Pisa Syndrome in Parkinson’s Tied to Visual/Balance Processing Problems

New virtual reality study reveals deficits due to postural abnormality

Marisa Wexler, MS avatar

by Marisa Wexler, MS |

Share this article:

Share article via email
An illustration of a person's eye under study.

Parkinson’s patients with a postural abnormality called Pisa syndrome show deficits in their ability to process visual and balance-related information, a new study done using virtual reality suggests.

“The visual tilting perception assessed in our study is a visual domain task, and our study revealed that [Pisa syndrome] patients displayed impaired visuospatial cognition,” the researchers wrote.

“Rehabilitation focused on visuospatial function in a virtual environment where the inclination of the space can be adjusted freely may be beneficial for [Parkinson’s disease] patients with trunk deviation to correct posture,” the team wrote, adding that “further research is needed to find optimal virtual-spatial conditions for posture correction programs in [Parkinson’s] patients.”

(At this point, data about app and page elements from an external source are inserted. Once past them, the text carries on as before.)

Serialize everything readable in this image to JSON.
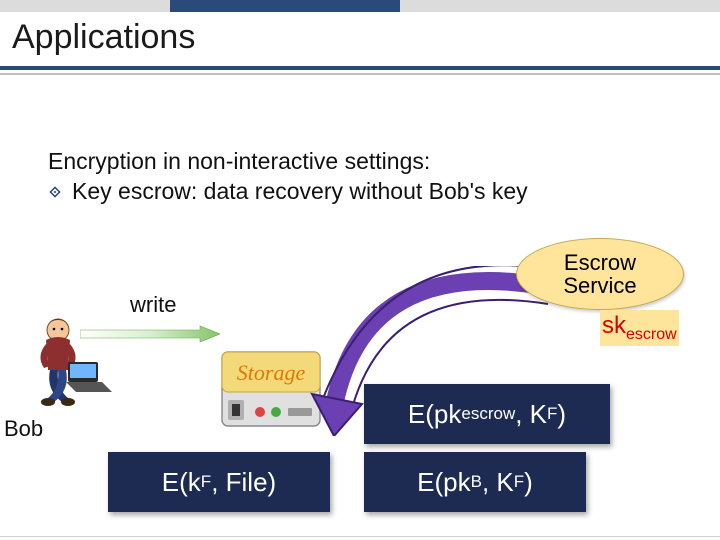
{
  "colors": {
    "header": "#294a7a",
    "storage_body": "#e0e0e0",
    "storage_text": "#e07a00",
    "escrow_fill": "#ffe49c",
    "darkbox": "#1d2a52",
    "sk_red": "#d80000",
    "arrow_purple": "#6a40b3"
  },
  "title": "Applications",
  "body": {
    "line1": "Encryption in non-interactive settings:",
    "line2": "Key escrow:  data recovery without Bob's key"
  },
  "write_label": "write",
  "bob_label": "Bob",
  "storage_label": "Storage",
  "escrow": {
    "title_line1": "Escrow",
    "title_line2": "Service",
    "sk_html": "sk<sub>escrow</sub>"
  },
  "boxes": {
    "a": "E(k<sub>F</sub>, File)",
    "b": "E(pk<sub>B</sub>, K<sub>F</sub>)",
    "c": "E(pk<sub>escrow</sub>, K<sub>F</sub>)"
  }
}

Impaired virtual space-tilting perception in Parkinson’s disease with Pisa syndrome,” was published in Parkinsonism & Related Disorders. The work was funded in part by Japan’s government and the Japan Society for the Promotion of Science.

Recommended Reading
sleep problems

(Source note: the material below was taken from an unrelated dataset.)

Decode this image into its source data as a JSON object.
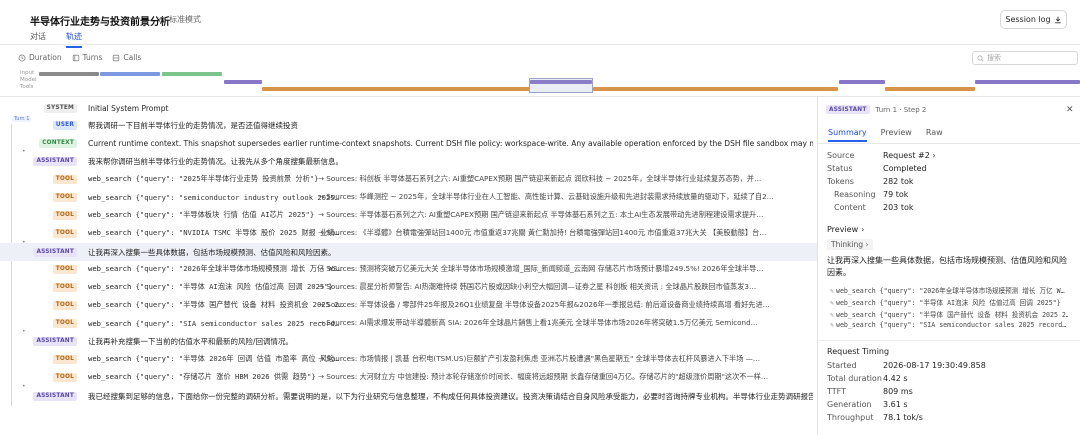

Pisa Syndrome Most Likely in Parkinson’s Patients with Axial Symptoms and Sleep Disorder, Study Says

Pisa syndrome — referring to a tendency to bend to one side while standing or walking — affects about 10% of Parkinson’s patients. However, the reasons why this syndrome develops in people with the neurodegenerative disorder are not clear.

Researchers have proposed two general hypotheses, one of which is the idea that Pisa syndrome may occur because of abnormalities in the muscles that normally control trunk posture.

Using virtual reality in research

The other hypothesis, called the “central mechanism,” suggests that the syndrome could occur because of imbalances in sensory processing. Such imbalances could cause Parkinson’s patients to have difficulty with balance and orienting their bodies.

Prior studies have shown an association between Pisa syndrome and cognitive difficulties, lending some support to the central mechanism hypothesis.

Now, a team of researchers at Takeda and the Juntendo University Graduate School of Medicine, in Japan, conducted virtual reality (VR) study to assess whether the brain’s processing of visual and spatial information is altered in people with Pisa syndrome.

“We aimed to analyze the relationship between PS [Pisa syndrome] and visual-spatial functions using a virtual three-dimensional tilt test in a virtual reality space,” the scientists wrote.

Their study involved 16 Parkinson’s patients with Pisa syndrome, dubbed the PS+ group. It also included an equal number of Parkinson’s patients without Pisa syndrome — the PS- group — and people without Parkinson’s, who served as controls.

The average age in all groups was in the mid-60s. Measures of disease severity were generally comparable between the two Parkinson’s groups, though the PS- group was on a higher average dose of levodopa.

All participants completed a battery of standardized tests measuring cognition and perception. Notably, the PS+ group scored significantly worse than the PS- group on the Subjective Visual Vertical (SVV) test, which measures a person’s ability to perceive things vertically, or up and down.

This finding “is in line with previous studies showing that vestibular perception and/or cognitive deficits such as altered visual-spatial functions have been considered to play an important role in the mechanism of PS,” the researchers wrote.

In the virtual reality experimental setup, participants stood while wearing a VR headset displaying a room. The floor of the room would start to gradually tilt in a random direction, and participants were instructed to push a button as soon as they noticed the floor tilting.

The researchers assessed the 75% discrimination threshold angle — the point at which three-quarters of participants in each group could identify that the floor was tilting. In all tilting directions, this point was higher in the PS+ group than in the other two groups.

“We found that the 75% discrimination threshold in the tilting discrimination angle was larger in all directions for the PS+ group than for the PS- and control groups. This suggests that [Parkinson’s] patients, especially those with PS, have poor visual tilting perception in the virtual space provided by headset display,” the scientists wrote.

The team said this difference “indicates an inability to properly integrate [balance-related] and visual information,” though they noted that “it is still unclear whether these dysfunctions cause postural abnormalities or occur as a result of postural abnormalities.”

The team suggested that future work could explore developing VR-based interventions to help improve visual and spatial processing abilities for people with Parkinson’s.

The study is limited by its small sample size and by the difference in levodopa dose between the two Parkinson’s groups, which could have influenced the results, the researchers noted. They stressed a need for further research to validate these results.